Jane Austen (1775–1817) is widely regarded as one of the greatest writers in the English language. Her unfailingly elegant prose depicted middle- and upper-class moral dilemmas with powerful irony.

Exercise in sentence lengthEdit

When you see a sentence that is too long, ask yourself the following questions:

  • Where to split the sentence?
  • Why does the excessive length make it unclear?
  • How to reword the part more effectively?

In the follwing excercises have a sentence which is too long. Typically, the author has tried to cram too many related ideas into the sentence. For each exercise, identify where and how to split the sentence for easier reading.
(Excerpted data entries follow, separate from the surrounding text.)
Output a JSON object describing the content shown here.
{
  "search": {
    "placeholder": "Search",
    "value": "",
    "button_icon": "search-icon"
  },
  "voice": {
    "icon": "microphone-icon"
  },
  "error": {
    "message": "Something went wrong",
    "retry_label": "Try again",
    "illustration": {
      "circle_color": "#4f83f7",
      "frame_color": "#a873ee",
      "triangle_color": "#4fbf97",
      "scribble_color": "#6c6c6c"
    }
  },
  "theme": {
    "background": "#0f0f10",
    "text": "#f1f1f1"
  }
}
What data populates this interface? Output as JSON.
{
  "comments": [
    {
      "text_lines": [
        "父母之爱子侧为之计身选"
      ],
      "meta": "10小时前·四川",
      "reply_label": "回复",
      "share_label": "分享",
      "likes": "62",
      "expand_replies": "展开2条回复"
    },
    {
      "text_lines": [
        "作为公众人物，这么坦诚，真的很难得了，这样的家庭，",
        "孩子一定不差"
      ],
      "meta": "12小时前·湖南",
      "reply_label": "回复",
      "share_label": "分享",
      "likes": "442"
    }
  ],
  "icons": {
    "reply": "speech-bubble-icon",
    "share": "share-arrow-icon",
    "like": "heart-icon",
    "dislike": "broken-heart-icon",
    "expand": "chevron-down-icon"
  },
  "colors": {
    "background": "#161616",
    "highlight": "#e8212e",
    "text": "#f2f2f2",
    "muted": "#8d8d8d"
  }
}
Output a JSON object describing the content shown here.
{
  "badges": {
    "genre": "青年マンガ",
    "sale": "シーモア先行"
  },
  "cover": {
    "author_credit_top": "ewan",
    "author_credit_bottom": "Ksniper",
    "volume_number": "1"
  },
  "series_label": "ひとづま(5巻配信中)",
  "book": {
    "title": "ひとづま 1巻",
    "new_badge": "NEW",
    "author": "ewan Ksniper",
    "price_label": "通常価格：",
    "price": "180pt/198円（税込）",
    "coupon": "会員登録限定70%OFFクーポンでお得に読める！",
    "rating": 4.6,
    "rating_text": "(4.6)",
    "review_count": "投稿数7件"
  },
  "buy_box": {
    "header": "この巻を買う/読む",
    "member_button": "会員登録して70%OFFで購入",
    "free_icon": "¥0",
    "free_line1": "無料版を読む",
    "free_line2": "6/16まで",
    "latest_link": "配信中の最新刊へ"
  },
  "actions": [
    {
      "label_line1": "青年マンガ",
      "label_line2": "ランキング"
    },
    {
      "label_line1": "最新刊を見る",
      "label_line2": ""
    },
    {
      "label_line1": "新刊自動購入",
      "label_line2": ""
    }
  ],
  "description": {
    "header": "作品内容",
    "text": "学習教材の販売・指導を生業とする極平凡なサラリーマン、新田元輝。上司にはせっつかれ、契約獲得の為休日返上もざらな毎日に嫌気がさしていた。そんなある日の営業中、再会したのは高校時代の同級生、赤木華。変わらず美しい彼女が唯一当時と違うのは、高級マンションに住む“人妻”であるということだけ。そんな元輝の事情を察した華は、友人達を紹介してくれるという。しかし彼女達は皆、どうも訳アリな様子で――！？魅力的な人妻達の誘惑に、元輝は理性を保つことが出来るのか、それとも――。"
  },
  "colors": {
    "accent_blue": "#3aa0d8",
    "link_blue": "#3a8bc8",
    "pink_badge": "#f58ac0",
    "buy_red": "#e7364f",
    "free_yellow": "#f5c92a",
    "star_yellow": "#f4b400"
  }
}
The “where” is easy enough—aim for roughly equal parts either side of the split; the “how” is more challenging—sometimes you’ll have to change the grammar a little.

For each question, hit “[Show]“ in the lower box to reveal the solution. If you'd like a hint before displaying the solution, first hit “[Show]“ in the upper box to reveal it.

The writing desk of Ernest Hemingway (1899–1961), an American novelist whose distinctive writing style is characterised by economy and understatement.

Exercise in smoothly integrating ideas into a sentenceEdit

Although the title here says "sentence", learning how to integrate ideas effectively can involve the relationship between sentences, as well as within them. Some of the exercises thus involve two sentences.

Try to determine how the ideas in these exercises might be better integrated. This may involve using a more appropriate link (e.g., an additive rather than a contrastive word, or a semicolon or full-stop instead of "and").

For each question, hit [Show] in the lower box to reveal the solution. If you'd like a hint before displaying the solution, first hit [Show] in the upper box to reveal it.

Please widen your window if the display is distorted.

Exercise in using commasEdit

  • needs explanations hints and solutions checks


If you have any questions, ask them now! Or would you like to take the test?